▶ [WORKING DATA]
◇ ◇ ◇ ◇

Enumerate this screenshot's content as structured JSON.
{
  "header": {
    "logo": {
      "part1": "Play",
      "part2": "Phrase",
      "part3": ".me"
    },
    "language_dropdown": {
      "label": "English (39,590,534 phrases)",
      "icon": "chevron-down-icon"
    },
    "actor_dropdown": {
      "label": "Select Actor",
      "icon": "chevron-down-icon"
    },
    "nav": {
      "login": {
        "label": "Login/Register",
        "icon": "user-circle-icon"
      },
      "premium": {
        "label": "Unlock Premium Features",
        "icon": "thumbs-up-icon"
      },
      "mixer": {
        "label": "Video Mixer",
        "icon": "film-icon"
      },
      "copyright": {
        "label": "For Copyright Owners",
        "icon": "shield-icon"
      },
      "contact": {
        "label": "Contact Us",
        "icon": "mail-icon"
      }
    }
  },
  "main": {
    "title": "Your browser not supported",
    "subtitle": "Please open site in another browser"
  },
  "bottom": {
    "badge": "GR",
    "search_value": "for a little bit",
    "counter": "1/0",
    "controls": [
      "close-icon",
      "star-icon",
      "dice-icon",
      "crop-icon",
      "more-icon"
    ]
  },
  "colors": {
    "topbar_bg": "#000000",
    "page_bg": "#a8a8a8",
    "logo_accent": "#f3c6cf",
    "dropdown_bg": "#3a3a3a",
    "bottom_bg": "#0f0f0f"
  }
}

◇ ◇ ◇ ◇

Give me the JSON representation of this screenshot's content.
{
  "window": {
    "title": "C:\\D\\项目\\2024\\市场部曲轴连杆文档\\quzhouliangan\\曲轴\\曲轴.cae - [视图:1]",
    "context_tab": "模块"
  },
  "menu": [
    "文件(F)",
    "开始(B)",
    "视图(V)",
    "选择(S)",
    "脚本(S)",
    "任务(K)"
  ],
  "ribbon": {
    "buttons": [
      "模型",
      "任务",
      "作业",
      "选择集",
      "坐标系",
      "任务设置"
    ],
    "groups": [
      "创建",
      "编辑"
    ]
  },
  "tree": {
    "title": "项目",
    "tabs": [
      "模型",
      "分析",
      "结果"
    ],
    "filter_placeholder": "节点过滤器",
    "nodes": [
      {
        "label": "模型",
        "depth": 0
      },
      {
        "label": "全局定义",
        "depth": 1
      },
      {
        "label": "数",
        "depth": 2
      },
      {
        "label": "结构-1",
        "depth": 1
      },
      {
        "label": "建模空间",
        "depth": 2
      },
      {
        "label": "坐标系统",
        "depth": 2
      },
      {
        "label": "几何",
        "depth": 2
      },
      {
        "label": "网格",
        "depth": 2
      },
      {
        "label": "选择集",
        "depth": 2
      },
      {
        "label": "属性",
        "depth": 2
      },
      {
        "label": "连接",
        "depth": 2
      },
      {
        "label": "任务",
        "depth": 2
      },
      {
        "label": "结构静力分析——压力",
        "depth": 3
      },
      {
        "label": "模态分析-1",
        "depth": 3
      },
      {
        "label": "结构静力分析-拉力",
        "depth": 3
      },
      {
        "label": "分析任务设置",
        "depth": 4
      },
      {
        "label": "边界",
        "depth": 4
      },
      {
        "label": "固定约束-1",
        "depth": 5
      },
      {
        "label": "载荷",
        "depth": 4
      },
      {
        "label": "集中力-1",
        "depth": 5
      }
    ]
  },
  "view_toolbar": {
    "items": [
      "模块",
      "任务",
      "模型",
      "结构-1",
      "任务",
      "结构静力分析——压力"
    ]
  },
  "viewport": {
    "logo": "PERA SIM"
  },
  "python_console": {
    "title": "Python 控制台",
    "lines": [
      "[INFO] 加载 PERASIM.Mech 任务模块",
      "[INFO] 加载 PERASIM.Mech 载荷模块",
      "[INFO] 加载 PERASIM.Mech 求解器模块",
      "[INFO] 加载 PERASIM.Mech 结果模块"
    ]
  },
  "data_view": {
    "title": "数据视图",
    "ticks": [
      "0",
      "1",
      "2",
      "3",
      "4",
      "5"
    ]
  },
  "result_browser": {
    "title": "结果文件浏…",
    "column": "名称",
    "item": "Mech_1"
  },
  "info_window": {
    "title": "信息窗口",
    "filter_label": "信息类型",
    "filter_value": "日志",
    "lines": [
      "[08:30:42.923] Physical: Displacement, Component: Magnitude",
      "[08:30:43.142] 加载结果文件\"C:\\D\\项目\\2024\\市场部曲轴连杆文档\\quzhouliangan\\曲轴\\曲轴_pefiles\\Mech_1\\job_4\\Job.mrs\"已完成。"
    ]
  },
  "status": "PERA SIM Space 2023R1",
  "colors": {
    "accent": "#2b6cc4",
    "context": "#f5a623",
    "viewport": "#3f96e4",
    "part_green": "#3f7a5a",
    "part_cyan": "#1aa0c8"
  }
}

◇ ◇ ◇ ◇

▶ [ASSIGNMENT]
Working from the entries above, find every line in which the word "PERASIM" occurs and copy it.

▶ [TASK ANSWER]
      "[INFO] 加载 PERASIM.Mech 任务模块",
      "[INFO] 加载 PERASIM.Mech 载荷模块",
      "[INFO] 加载 PERASIM.Mech 求解器模块",
      "[INFO] 加载 PERASIM.Mech 结果模块"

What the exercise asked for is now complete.